  5. Our company has used JW5 for a couple of years now on a VOD website. After firsthand experience with the player, both 5 and 6, more importantly their technical support. I would never recommend them or the player to anyone. They change their code too frequently and dismiss their paying client interests.

    I’m not going to go into great detail here but we have decided to go with a more consistent OSM player.

    Simply put. If you’re running a production site, stay away from Longtail.

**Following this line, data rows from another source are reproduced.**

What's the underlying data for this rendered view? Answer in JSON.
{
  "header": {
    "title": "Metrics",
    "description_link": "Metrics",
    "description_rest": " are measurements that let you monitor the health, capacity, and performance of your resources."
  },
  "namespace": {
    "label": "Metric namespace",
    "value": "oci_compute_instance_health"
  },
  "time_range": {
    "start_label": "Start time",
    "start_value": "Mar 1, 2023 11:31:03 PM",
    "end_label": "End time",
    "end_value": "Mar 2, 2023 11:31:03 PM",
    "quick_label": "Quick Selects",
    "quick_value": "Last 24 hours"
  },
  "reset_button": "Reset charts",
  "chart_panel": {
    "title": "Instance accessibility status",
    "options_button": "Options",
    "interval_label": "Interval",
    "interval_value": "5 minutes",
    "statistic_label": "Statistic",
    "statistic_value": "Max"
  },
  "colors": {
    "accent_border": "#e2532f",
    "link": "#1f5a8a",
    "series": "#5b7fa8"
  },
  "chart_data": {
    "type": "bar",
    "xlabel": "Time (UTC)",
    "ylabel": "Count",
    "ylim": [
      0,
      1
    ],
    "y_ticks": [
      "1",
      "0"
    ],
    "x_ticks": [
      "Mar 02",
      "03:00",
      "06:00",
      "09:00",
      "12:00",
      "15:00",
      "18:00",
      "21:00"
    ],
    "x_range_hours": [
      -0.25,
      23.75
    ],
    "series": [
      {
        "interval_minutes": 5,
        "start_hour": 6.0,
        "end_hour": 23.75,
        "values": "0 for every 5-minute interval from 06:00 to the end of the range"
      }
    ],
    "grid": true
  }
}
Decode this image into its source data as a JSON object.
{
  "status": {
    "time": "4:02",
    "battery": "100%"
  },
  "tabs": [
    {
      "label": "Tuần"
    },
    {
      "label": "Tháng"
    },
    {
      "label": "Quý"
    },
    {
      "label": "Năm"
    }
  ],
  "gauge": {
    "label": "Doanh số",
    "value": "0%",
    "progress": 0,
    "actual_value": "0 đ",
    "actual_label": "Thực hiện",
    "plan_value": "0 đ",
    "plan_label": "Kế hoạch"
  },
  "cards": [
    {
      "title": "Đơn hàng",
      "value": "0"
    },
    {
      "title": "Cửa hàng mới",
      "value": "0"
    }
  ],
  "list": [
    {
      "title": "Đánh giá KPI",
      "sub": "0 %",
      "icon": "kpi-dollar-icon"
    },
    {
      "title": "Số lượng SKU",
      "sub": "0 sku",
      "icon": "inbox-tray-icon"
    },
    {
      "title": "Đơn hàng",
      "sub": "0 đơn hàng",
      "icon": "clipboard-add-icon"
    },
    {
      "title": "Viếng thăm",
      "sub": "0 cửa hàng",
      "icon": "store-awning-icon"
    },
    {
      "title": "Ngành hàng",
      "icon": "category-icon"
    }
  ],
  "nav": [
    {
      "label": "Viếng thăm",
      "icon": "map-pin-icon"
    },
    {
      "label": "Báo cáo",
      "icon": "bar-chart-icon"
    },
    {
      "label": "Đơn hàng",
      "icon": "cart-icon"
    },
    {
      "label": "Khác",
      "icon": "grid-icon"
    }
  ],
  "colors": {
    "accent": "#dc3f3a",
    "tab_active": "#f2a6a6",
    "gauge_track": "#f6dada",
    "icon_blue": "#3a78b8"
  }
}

    • Hi Alex,
      Sorry to hear you had problems with support. I experienced no problems with them myself. They generally respond the same day.
      It is a fact that JWplayer 6 is rewritten from scratch, therefore the embedding code is different indeed. But version 5.x has been stable for over 5 years and it is from time to time necessary to sweep the slate clean to keep up with today’s requirements. After all, the video industry is going through lots of changes rapidly. Therefore, I do not agree with your assessment that JWplayer is not fit for production sites.

  6. we have been using JW player for a while now we are a small church but if we have to start paying every year i think we will just find another player to use its already expensive enough to stream live content and this just makes it even more so..

If you have any questions or suggestions, you can leave a comment on this article below. Comments are subject to an approval process before they are published. By posting a comment, you agree with the terms of use.

Leave a Comment